After using the Joe's 2006 for some time, I decided I wanted a fourth axis. Since there is limited clearance under the gantry, the rotary axis would need to be outboard of the machine. I had seen a photo of a home-built machine that used a Delta woodworking lathe as the basis for the rotary axis and decided that I would try to do the same.
In order for this to work, I would have to build a new gantry for the router that would allow the carriage to travel beyond the table. Just in case I would want to build an automatic tool changer, I would build it to travel beyond both sides of the table.

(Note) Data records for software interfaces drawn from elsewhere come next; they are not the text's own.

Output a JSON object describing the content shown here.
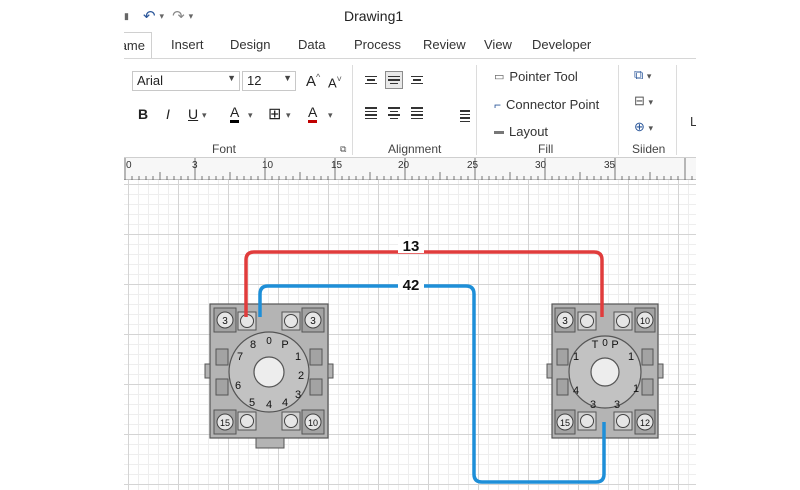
{
  "window": {
    "title": "Drawing1"
  },
  "quick_access": {
    "undo_icon": "undo-icon",
    "redo_icon": "redo-icon"
  },
  "tabs": [
    {
      "label": "ame",
      "active": true
    },
    {
      "label": "Insert"
    },
    {
      "label": "Design"
    },
    {
      "label": "Data"
    },
    {
      "label": "Process"
    },
    {
      "label": "Review"
    },
    {
      "label": "View"
    },
    {
      "label": "Developer"
    }
  ],
  "ribbon": {
    "font": {
      "family": "Arial",
      "size": "12",
      "grow_label": "A",
      "shrink_label": "A",
      "bold": "B",
      "italic": "I",
      "underline": "U",
      "font_color_label": "A",
      "fill_color_label": "A",
      "font_color": "#000000",
      "fill_color": "#c00000",
      "label": "Font"
    },
    "alignment": {
      "label": "Alignment"
    },
    "tools": {
      "pointer": "Pointer Tool",
      "connector": "Connector Point",
      "layout": "Layout",
      "label": "Fill"
    },
    "arrange": {
      "label": "Siiden"
    },
    "overflow": "L"
  },
  "ruler": {
    "labels": [
      "0",
      "3",
      "10",
      "15",
      "20",
      "25",
      "30",
      "35"
    ]
  },
  "diagram": {
    "connector_red": {
      "label": "13",
      "color": "#e03c3c"
    },
    "connector_blue": {
      "label": "42",
      "color": "#1e8fd8"
    },
    "socket_left": {
      "terminals": [
        "3",
        "3",
        "15",
        "10"
      ],
      "pins": [
        "8",
        "0",
        "P",
        "1",
        "7",
        "2",
        "6",
        "3",
        "5",
        "4",
        "4"
      ]
    },
    "socket_right": {
      "terminals": [
        "3",
        "10",
        "15",
        "12"
      ],
      "pins": [
        "T",
        "0",
        "P",
        "1",
        "1",
        "4",
        "1",
        "3",
        "3"
      ]
    }
  }
}
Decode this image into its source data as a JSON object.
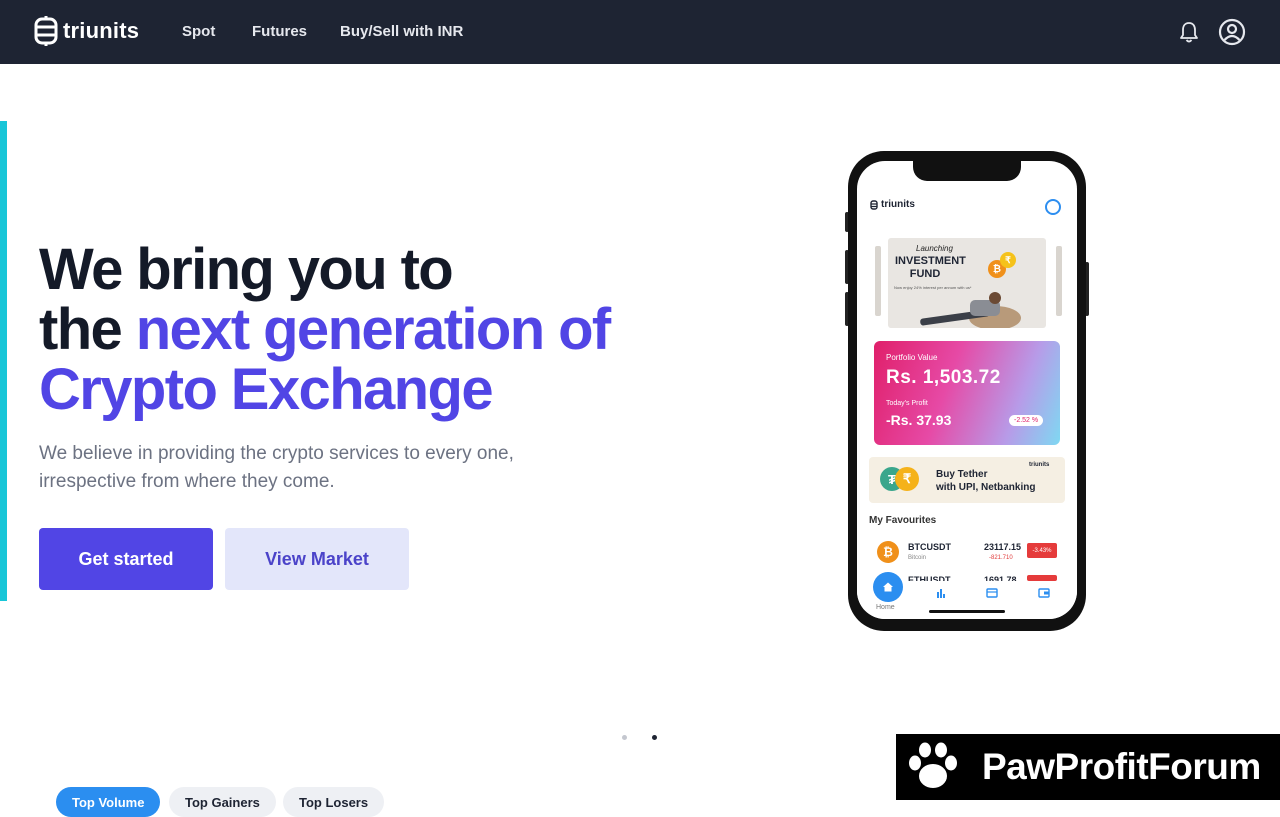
{
  "nav": {
    "logo_text": "triunits",
    "links": [
      "Spot",
      "Futures",
      "Buy/Sell with INR"
    ]
  },
  "hero": {
    "title_line1": "We bring you to",
    "title_line2_plain": "the ",
    "title_line2_highlight": "next generation of",
    "title_line3": "Crypto Exchange",
    "subtitle_line1": "We believe in providing the crypto services to every one,",
    "subtitle_line2": "irrespective from where they come.",
    "primary_button": "Get started",
    "secondary_button": "View Market"
  },
  "phone": {
    "app_logo": "triunits",
    "banner_script": "Launching",
    "banner_title": "INVESTMENT FUND",
    "banner_small": "Now enjoy 24% interest per annum with us*",
    "portfolio_label": "Portfolio Value",
    "portfolio_value": "Rs. 1,503.72",
    "profit_label": "Today's Profit",
    "profit_value": "-Rs. 37.93",
    "profit_pct": "-2.52 %",
    "tether_line1": "Buy Tether",
    "tether_line2": "with UPI, Netbanking",
    "tether_logo": "triunits",
    "favourites_title": "My Favourites",
    "coins": [
      {
        "symbol": "BTCUSDT",
        "name": "Bitcoin",
        "price": "23117.15",
        "change": "-821.710",
        "pct": "-3.43%"
      },
      {
        "symbol": "ETHUSDT",
        "name": "",
        "price": "1691.78",
        "change": "",
        "pct": ""
      }
    ],
    "home_label": "Home"
  },
  "bottom_tabs": [
    "Top Volume",
    "Top Gainers",
    "Top Losers"
  ],
  "watermark": "PawProfitForum",
  "colors": {
    "nav_bg": "#1e2433",
    "accent": "#5145e5",
    "cyan_bar": "#18c6d8"
  }
}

I used design elements from several routers I had seen online including the Z-axis from this one. It uses two pieces of 1030 extrusion side-by-side.
Here's mine. I spaced the extrusions two inches apart to make room for the lead screw in between. This keeps it as close to the gantry as possible and gives a wide stance between the bearings that ride on the gantry.
I also used elements of Joe's 4x4 hybrid for the gantry including 2040 extrusion and v-groove bearings.
I was happy with the performance of the Dumpster lead-nuts on the original machine but upgraded to 10 pitch 5-start lead-screws on all axis to get faster rapids.
The gantry legs are MDF with a 3/16 x 1-1/2 inch steel angle stiffener bolted on. The angle also allows a place to attach the horizontal extruded beam. The lower torsion box is stock Joe 2006 but the sides have been redesigned. They are shorter and have a notch for the extrusion to rest in. They retain the use of the original skate bearings on aluminum angle.
Up and running!